With Britain's recent success at the World Athletics Championships in Beijing, achieving 4 golds, 1 silver and 2 bronzes, you cannot help but feel proud of the team's achievements, transcending ethnic differences for a cultural identity of inclusiveness and support for one another.
There are no prizes for identifying the headline act in the 2014 Virgin Money London Marathon. Double Olympic and world champion Mo Farah will compete in his first full marathon, having run half the course in 2013 to assess the route and the environment.
Yessssssss!!!!!! I'm so happy. Simon Cowell has taken a great positive cultural step. He has banned X Factor contestants from talking about their "journey". How I have longed for this day.
We need to talk about the benefits that immigration has brought to our economy and society, and deliver real immigration reform that provides a fair, effective and common sense system.
Right now, Wayne Rooney is possibly the leading light of spectacular self interest and PR misjudgement that seems to run through Premiership football at present.
Running is more than just completing a race; it is the solution to many of life's problems. You always feel better in yourself after a run, with greater clarity and a more positive perspective. It keeps you in shape and involves very little kit. Two to three pairs of fitted running shoes a year equates to it costing less than a £1 per day, which in the current climate a cost effective way to stay in shape.
Here we are, at BBC Television Centre. It's New Year's Eve, so sadly everybody is off still for Christmas, but we thank-you for tuning in for a celebration of the worst yet most important moments of 2012.
The Chinese zodiac tells us that 2012 was the year of the dragon. It wasn't; 2012 was the year of the Boris. While George Osborne looked vampiric beside an increasingly choleric Cameron, Mayor Johnson marched through the capital with the air of an all-conquering war hero.
On a grey Saturday morning I brave the freezing weather to go on a trip to the Olympic Park in east London. No, it hasn't reopened yet. This is a post...
I'd argue that Ennis' gold was the biggest of the games. The most emotional, though Mo Farah's double was a close second. However Ennis was first. Her gold seemed to be the one which took hold of the nation and lifted it to new heights.
Bradley Wiggins winning the Tour de France. Andy Murray's maiden Grand Slam. Pretty much every 'high profile' gold at the Olympics and Paralympics, including those of the aforementioned 'Wiggo' and 'Muzza'. What do all of these have in common?

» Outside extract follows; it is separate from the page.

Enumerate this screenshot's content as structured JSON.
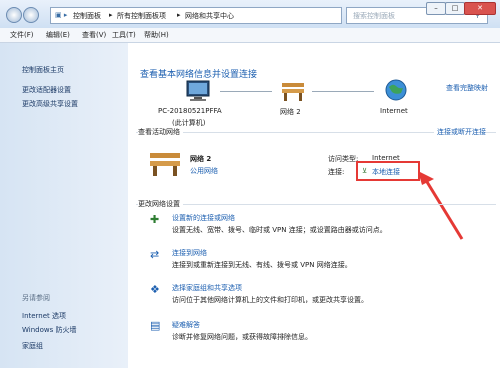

I cried because of the noise and entire experience, but mainly because with Dan and friends, and 80,000 people, we let it all pour out. That's the best I can sum it up. It's over now. "Our revels now are ended," announced Prospero. What loomed for so long has now tailed off, gleaming but inspiring us in its wake.
The only time I have ever tried rowing was at a hen party a few years ago. The primary objective during this outing was to avoid being capsized or otherwise drenched by the Naughty Sisters' boat.
It is just over a week since the greatest show on earth left London town with the promise of inspiration, perspiration and a fitter nation. Well, if the British kid I witnessed in an airport in Spain when returning to Luton at the weekend is anything to go by then it will take more than a 'MoBot' to sort this out.
Meanwhile on the campaign trail for squash's inclusion in the Olympics, Ben Dirs, a BBC blogger, wrote a chirpy little article on synchronised swimming and how he feels sorry for squash players. He had an interesting point. These swimmers undoubtedly work so hard, but how accessible a sport is it? Is synchronised swimming a sport even?
Whilst I am delighted that the football season is back in business, I cannot stop thinking about the magical 16 days of sport that we had the privilege of hosting in our country's capital.